Watching the drama unfold lately at Netflix (Nasdaq: NFLX ) is like watching Leon Lett trying to run a fumble back for a touchdown -- it's exciting, but you know it's not going to end well. Just weeks after the company unveiled plans to split the company's business into two separate entities -- streaming video and DVDs -- CEO Reed Hastings abruptly reversed course yesterday and snuffed out the entire concept of Qwikster with a spokesperson for the company claiming, "We underestimated the appeal of the single website and a single service."
Well, folks, I'm banging my head against the wall now more than ever. I can't say I disagree with the decision to keep the company integrated (seriously, who would have ever guessed that users like everything in one place?), but the timing of the decision perplexes me. It hadn't even been three months since Netflix introduced the world to Qwikster, and now it's taking it away before it even made an appearance.
The stock popped yesterday in response to the news but abruptly reversed course and finished the day down more than $5. "Why?" you might wonder. Because shareholders have lost confidence in Hastings' decision-making ability.
Think about it. This isn't the first time Netflix has gotten out of the clown car in the past three months. In July, Netflix announced a 60% price increase to its streaming video and DVD package, with the expectation that it would lose customers from such a large increase. It's not as if the company hasn't raised prices recently, either -- it enacted an 11% price increase late last year. But as Fool and avid Netflix user Anders Bylund points out, it's also not as if the user is getting anything extra for this massive jump in price. Here's the real kicker: In September, the company was forced to revise total subscribership down by 1 million more than its original loss expectations.
Indeed, Christmas has come early for the streaming-video and DVD-rental sector. Coinstar's (Nasdaq: CSTR ) Redbox, Amazon.com's (Nasdaq: AMZN ) streaming business, and even DISH Network's (Nasdaq: DISH ) recent purchase of Blockbuster are all set to reap the benefits of ticked-off Netflix customers. If you haven't noticed, Blockbuster has taken up an advertising campaign squarely against Netflix's DVD business in recent months. When the smallest kid in the class starts picking on you, you know something's wrong.
Growth prospects for Netflix aren't even that strong, either, for two primary reasons. First, the barrier of entry in the streaming-video segment is almost nonexistent.
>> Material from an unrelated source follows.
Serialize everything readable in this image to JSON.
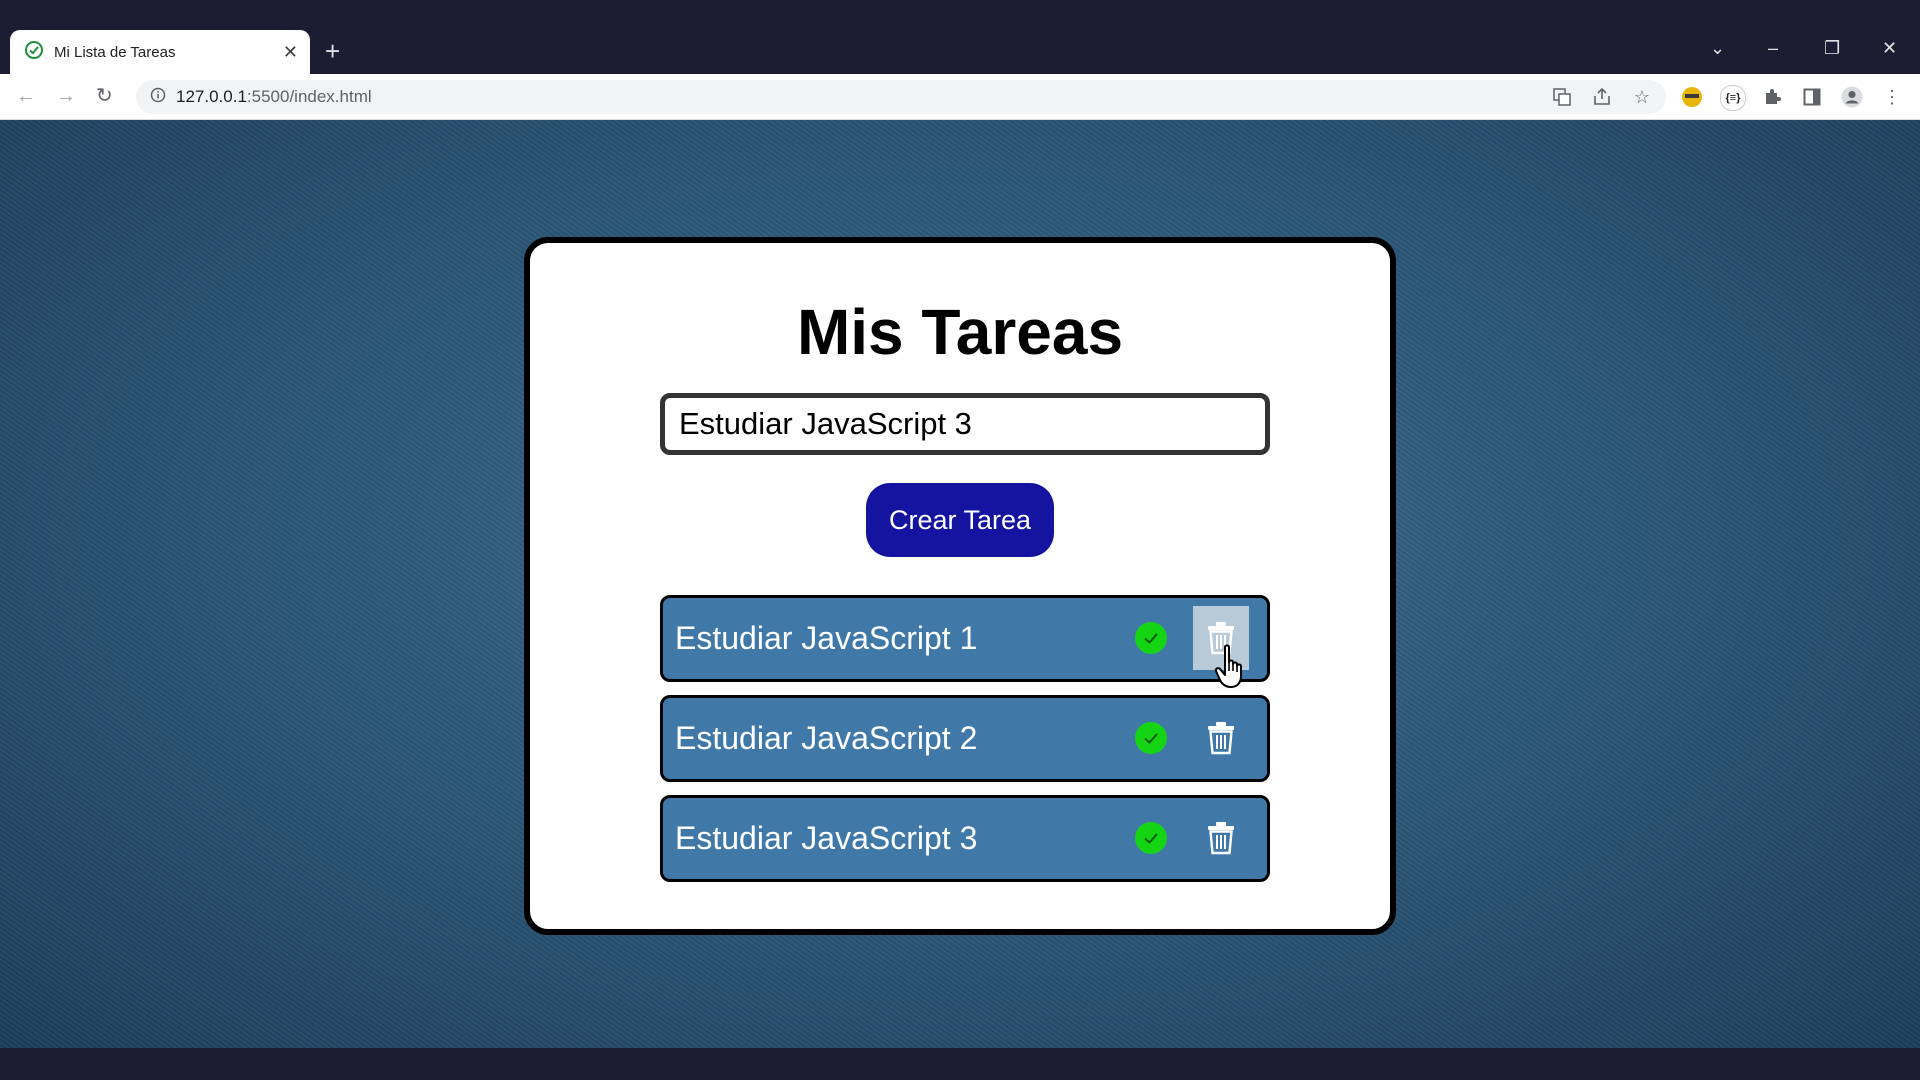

It wouldn't be a shock to see Google, Apple, or Microsoft, with their mountains of capital, enter the streaming-video market in the near future. I also wouldn't be surprised if Amazon, with its $6.4 billion in cash, is able to broker enough media deals to equal Netflix's library size in just a few years.
The second problem I have with Netflix is its lack of revenue diversification. Netflix derives nearly all of its revenue from the United States and, aside from plans to expand into Latin America later this year, has very few untapped roads to new revenue … other than to crush its current customers into submission with price increases.
I really don't know what’s worse -- the original decision to create Qwikster, the flip-flop of that decision, or the fact that Hastings doesn't have a clue what his customers want. Until investors believe that they can trust Netflix, and I don't suspect that'll be anytime soon, I anticipate that the stock price will continue to languish and the mass exodus to Amazon will accelerate.
Putting your distaste for the price increase aside, take the time to vote in the following poll on whether you believe that Hastings has what it takes to keep Netflix relevant in the streaming-video space.